Last year at the pre-conference program of the ICCHP-congress (International Congress on Computers Helping People with Special Needs) in Vienna, the first Summeruniversity was organized for blind and low vision students who want or have to do mathematics, statistics or science.

This year there is no ICCHP, but the event was so successful that it was decided to have ICCHP-Summer University at the ICCHP in the even years and have it elsewhere in the odd years. In hands-on workshops students work with accessible software and technology. Workshop leaders often are students (or researchers) with a visual impairment. Not only knowledge, also experiences can be shared.
The Summer University aims principally at students in their last year of secondary education or their first year in higher education. But it appeared that also more advanced students thought this a very interesting event, as do teachers and other professionals, involved in making studying material accessible.

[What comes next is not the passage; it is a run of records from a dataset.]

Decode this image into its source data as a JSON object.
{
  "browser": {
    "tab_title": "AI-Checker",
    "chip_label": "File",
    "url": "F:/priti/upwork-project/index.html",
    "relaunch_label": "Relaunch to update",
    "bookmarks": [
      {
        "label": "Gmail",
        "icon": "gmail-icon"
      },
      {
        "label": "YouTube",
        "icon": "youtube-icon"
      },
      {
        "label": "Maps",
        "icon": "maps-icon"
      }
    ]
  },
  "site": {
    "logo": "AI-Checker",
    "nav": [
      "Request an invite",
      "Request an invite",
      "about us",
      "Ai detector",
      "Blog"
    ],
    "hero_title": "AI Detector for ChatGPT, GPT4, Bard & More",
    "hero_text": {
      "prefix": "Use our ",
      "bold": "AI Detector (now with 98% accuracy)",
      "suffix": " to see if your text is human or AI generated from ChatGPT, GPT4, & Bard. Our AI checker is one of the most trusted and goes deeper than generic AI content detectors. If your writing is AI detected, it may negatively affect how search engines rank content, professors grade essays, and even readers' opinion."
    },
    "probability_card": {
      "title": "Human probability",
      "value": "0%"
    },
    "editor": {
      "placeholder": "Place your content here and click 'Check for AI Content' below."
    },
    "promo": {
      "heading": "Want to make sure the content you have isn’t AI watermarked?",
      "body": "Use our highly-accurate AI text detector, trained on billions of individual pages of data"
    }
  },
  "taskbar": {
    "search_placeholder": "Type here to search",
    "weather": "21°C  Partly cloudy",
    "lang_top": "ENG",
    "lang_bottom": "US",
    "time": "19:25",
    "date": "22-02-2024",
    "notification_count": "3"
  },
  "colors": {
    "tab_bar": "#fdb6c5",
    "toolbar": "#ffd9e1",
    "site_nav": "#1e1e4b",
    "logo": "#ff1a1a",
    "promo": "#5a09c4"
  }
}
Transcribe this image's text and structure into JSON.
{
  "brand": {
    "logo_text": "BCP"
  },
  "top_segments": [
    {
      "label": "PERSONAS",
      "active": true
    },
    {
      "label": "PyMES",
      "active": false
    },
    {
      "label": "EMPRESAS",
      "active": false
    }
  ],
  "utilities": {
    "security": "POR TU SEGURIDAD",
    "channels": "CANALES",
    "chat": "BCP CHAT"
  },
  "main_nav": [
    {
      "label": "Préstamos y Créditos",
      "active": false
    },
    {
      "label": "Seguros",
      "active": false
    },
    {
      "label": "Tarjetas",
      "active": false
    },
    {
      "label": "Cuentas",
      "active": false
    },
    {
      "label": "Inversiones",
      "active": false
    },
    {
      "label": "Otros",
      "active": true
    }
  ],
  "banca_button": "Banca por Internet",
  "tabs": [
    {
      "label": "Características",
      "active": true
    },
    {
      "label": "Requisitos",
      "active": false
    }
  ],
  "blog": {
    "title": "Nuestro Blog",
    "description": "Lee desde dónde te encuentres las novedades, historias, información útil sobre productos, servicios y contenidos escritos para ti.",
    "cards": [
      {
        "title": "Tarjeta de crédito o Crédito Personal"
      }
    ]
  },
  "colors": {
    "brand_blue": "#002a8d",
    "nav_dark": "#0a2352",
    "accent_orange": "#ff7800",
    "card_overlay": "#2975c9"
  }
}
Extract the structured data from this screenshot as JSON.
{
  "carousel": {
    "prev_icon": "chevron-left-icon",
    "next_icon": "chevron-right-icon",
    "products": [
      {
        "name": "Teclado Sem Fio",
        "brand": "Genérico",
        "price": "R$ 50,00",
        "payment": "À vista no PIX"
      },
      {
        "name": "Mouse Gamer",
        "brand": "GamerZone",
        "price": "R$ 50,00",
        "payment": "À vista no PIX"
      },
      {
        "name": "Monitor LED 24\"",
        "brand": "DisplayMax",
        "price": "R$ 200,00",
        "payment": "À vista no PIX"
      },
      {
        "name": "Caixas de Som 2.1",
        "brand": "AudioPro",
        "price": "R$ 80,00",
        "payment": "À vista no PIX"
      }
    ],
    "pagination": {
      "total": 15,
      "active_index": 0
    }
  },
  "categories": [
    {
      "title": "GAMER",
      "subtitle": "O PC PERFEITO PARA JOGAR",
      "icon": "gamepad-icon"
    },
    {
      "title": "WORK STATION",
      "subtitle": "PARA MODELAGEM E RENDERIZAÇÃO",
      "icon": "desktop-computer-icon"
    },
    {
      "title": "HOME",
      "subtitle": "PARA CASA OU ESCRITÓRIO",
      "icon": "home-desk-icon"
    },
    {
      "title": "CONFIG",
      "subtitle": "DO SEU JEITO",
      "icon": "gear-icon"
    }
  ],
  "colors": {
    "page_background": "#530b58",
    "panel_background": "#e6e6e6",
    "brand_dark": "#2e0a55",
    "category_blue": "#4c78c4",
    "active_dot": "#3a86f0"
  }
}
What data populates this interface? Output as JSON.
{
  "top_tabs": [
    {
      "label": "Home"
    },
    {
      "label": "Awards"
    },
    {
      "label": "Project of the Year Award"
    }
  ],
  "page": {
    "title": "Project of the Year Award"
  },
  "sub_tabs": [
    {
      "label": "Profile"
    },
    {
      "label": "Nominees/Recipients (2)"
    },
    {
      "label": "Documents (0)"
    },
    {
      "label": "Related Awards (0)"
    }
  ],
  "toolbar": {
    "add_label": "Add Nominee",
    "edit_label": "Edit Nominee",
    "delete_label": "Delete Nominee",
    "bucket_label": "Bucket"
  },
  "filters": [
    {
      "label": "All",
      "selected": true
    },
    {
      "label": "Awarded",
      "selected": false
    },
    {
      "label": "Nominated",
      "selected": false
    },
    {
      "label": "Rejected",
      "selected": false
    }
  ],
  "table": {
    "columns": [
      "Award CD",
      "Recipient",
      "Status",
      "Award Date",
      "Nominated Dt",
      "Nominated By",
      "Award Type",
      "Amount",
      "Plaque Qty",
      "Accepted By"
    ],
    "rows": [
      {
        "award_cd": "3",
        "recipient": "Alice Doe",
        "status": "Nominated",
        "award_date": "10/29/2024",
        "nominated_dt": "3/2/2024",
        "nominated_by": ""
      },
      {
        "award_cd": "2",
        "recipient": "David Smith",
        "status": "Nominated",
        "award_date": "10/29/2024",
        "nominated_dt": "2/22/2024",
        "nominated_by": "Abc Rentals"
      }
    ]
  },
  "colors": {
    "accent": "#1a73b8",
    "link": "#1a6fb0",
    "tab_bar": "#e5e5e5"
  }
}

This year there is a Student track, a Teacher (& Transcriber) track and a Lab, a place for developers and students to meet. Not only computer solutions are presented, there are workshops both for teachers, transcribers and students on the production and use of tactile images. In the lab students can use models that explain geometric concepts and perspective. There is a workshop for teachers on how to use them in inclusive classrooms.

We’ll have workshop leaders and attendants mostly from Europe, but also from Japan and USA. The beautiful and very well accessible venue in Telč in the Czech Republic, guarantees a very pleasant stay and opportunities to meet with peers and experts. Shuttle buses from Prague and Vienna will be available. The participation fee, approximately 100 Euro’s, including accommodation, meals, shuttle bus and leisure-time activities, is very low, thanks to a generous subsidy from the Czech Government.

You’ll find the program on www.icchp-su.net. There still are some places available, but don’t wait to register to avoid disappointment. If you have any further questions you can contact Dorine in ‘t Veld (ditveld@bartimeus.nl).